Great little trail with view of the Meramec and a couple of CCC shelters

Quite a nice trail, though I am not sure it should be rated as difficult. I finished the trail in just under 3 hours. For sure, this is one of the more popular longer trails I've been on in the Missouri state park system as I crossed paths with a few other hikers along the way.

Good trail, took me and three kids an 1 1/2 hours. Couple of views of river and some shelters along the way. Saw a few deer along trail.

We hiked this trail yesterday which was a very humid day (found out later humidity made heat index 101) so made the trail more challenging. Not very picturesque but was a nice hike. Our first time hiking in Missouri so we enjoyed looking at the diverse rocks along the trail. Really like the rock creek beds. Would do trail again if we are in the area.

Decided to hike this trail clockwise around the loop on what seemed like the hottest day in June. Overall this trail was great but did have a few downfalls. The vegetation along the trail was pretty heavy in quite a few spots and I came across a few downed trees that were laying on the trail which required me to go off trail and find an alternate way around. That being said these were not huge issues to me and really didn't impact my opinion of the trail. What did make a difference was the number of mosquitos along the back half of the trail so make sure to bring some bug spray to re-apply after you hit copper hollow spring. Now for the good. There was plenty of animal life around. I saw quite a few deer and there were a few warning signs to tie up your food in a tree because of bears and other critters so I assume they are somewhat common in the area. All the campsites seemed good and all had fire rings set up. The best ones seemed to be sites 5, 6, and 7. Those were relatively close to a stream where you could re-fill your water bottles (of course you should always treat your water before drinking it). Just past campsite 7 was a small natural spring which was a great place for my dog and me to stop and hang out for a little while. A little while after that was copper hollow spring which was really the highlight of the trail. This spring fed a small creek which flowed all the way out to the Meramec River. Once the trail navigates away from the spring fed creek the trail seemed to open up a little. I passed multiple "breaks" in the forrest into a few hillsides covered in prairie grass. There were also more oaks and bigger trees on this half of the hike (this is where the mosquitos were bad). The final campsite was also good although the nearby creek bed was completely dry so not a great place for water. All in all this was a great hike and I would like to come back in the fall as I think I would be able to give 4 stars then but for now we will stick with 3.

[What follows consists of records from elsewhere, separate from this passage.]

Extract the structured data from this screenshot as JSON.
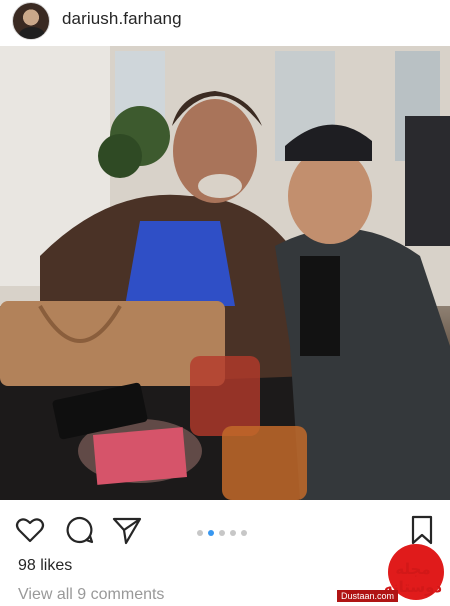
{
  "post": {
    "username": "dariush.farhang",
    "avatar_icon": "profile-avatar",
    "likes": "98 likes",
    "comments_link": "View all 9 comments",
    "carousel": {
      "total": 5,
      "active_index": 1
    }
  },
  "actions": {
    "like_icon": "heart-icon",
    "comment_icon": "comment-bubble-icon",
    "share_icon": "paper-plane-icon",
    "save_icon": "bookmark-icon"
  },
  "watermark": {
    "logo_text": "مجله دوستانه",
    "url": "Dustaan.com"
  },
  "colors": {
    "text": "#262626",
    "muted": "#999999",
    "carousel_active": "#3897f0",
    "carousel_inactive": "#c7c7c7",
    "watermark_red": "#e01b1b"
  }
}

9 months ago

used to come here as a kid, took my daughter. still a good time

9 months ago

We needed more time than we allotted to hike it, but my 8 year old kept up and we'd go again just learn to take water and power bars. I misread the length oops.

Great hike. definitely would get there early as it gets crowed very quickly. Would also hike it counter clockwise.